Dr. Paul Dalton The Norman conquest of England is often associated with the year 1066, and with the battle of Hastings, fought on 14 October that year, in which the army
Dr. Paul Dalton
The Norman conquest of England is often associated with the year 1066, and with the battle of Hastings, fought on 14 October that year, in which the army of William, duke of Normandy, defeated and killed Harold Godwineson, king of the English. In fact, the Norman conquest took many years to achieve. There was much violent resistance to the rule of William the Conqueror after 1066, especially in northern England. This talk will discuss the nature of this resistance in Yorkshire and the brutal measures William used to overcome it, including his infamous ‘harrying of the North’. It will also explore the dramatic, and in some respects catastrophic, impact of the Norman conquest on the aristocratic society, landholding, government, wealth, and landscape of power in Yorkshire between 1066 and 1087.
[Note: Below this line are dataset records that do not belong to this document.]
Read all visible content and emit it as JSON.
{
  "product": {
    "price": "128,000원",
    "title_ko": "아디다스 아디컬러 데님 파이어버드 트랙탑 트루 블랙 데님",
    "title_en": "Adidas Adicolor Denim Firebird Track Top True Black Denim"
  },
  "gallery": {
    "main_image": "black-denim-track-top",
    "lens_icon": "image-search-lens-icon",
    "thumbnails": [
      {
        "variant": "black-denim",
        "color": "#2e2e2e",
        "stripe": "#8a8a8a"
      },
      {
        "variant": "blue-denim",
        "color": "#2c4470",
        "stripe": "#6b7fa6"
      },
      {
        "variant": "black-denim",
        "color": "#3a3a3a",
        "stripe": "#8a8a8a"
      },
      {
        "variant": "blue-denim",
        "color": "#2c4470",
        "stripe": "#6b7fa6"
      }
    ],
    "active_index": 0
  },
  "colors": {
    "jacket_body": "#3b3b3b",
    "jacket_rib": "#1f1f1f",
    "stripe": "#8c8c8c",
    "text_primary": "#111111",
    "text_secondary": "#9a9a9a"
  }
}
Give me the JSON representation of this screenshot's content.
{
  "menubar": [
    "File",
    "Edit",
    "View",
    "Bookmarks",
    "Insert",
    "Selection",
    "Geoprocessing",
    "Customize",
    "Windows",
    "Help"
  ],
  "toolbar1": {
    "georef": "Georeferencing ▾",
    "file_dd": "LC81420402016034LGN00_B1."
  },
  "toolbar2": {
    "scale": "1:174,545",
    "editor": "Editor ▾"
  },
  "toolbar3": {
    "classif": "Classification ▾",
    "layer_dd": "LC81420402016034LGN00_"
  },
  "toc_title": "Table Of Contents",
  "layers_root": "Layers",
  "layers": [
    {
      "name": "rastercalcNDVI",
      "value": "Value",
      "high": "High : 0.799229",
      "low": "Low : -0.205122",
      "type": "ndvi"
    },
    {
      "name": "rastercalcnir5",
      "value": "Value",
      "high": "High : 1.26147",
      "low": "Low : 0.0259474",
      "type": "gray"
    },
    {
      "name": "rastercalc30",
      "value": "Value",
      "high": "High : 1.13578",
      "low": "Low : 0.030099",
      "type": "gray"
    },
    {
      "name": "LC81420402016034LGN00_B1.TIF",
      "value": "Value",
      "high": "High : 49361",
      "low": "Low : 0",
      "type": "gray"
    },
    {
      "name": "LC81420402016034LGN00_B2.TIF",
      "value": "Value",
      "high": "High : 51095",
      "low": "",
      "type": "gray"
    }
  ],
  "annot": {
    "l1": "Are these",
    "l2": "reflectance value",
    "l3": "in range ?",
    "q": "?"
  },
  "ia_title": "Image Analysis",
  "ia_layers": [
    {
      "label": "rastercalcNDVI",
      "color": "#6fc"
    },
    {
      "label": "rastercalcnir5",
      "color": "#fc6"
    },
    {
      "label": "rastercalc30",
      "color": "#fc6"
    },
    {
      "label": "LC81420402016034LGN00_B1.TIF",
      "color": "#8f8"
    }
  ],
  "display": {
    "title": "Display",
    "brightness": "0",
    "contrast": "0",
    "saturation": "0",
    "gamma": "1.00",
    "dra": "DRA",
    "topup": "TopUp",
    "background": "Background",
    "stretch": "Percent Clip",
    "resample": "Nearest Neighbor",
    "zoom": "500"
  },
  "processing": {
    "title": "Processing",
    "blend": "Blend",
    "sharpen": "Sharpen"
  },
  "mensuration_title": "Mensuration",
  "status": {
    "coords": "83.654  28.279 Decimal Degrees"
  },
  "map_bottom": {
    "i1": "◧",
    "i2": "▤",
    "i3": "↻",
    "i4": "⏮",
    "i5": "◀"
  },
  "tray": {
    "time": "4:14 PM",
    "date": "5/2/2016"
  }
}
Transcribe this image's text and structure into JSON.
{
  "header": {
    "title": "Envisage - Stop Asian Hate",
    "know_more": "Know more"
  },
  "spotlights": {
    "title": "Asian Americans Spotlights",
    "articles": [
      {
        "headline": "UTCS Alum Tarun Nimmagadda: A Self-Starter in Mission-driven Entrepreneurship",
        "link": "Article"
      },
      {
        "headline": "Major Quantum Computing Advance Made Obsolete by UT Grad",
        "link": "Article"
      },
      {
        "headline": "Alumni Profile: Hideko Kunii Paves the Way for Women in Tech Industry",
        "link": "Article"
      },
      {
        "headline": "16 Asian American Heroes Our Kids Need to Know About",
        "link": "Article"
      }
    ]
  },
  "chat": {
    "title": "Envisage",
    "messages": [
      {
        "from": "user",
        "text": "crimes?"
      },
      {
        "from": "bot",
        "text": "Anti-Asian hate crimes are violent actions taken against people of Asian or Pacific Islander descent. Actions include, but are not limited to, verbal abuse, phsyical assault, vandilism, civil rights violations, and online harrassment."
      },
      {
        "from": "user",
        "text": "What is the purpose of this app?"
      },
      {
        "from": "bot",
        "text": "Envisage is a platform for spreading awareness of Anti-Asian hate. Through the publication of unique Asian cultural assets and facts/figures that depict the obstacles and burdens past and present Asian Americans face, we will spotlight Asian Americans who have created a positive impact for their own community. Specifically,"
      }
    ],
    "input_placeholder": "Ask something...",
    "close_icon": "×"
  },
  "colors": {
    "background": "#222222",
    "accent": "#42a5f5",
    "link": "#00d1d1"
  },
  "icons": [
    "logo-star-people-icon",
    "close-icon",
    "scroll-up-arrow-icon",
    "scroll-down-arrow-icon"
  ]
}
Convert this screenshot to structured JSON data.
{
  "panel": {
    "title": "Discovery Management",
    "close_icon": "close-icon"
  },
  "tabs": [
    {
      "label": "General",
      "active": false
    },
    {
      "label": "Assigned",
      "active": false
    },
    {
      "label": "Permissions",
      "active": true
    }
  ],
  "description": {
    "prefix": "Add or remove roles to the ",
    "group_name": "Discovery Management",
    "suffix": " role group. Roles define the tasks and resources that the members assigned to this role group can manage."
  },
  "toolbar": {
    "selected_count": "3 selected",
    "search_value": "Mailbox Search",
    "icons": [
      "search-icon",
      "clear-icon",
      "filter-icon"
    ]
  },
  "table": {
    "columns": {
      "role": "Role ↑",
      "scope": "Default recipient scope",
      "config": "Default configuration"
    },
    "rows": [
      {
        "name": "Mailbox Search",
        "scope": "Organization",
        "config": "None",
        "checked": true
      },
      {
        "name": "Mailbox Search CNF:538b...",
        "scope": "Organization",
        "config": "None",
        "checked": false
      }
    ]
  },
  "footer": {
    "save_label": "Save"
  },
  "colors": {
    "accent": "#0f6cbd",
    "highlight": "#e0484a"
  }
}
Dr Paul Dalton is a Principal Lecturer in Medieval History at Canterbury Christ Church University. He has published widely on Anglo-Norman history, including a book entitled Conquest, Anarchy and Lordship: Yorkshire 1066-1154, published by Cambridge University Press.
Methodist Church, Market Street, Hebden Bridge at 7.30pm
(Wednesday) 7:30 pm
Market Street, Hebden Bridge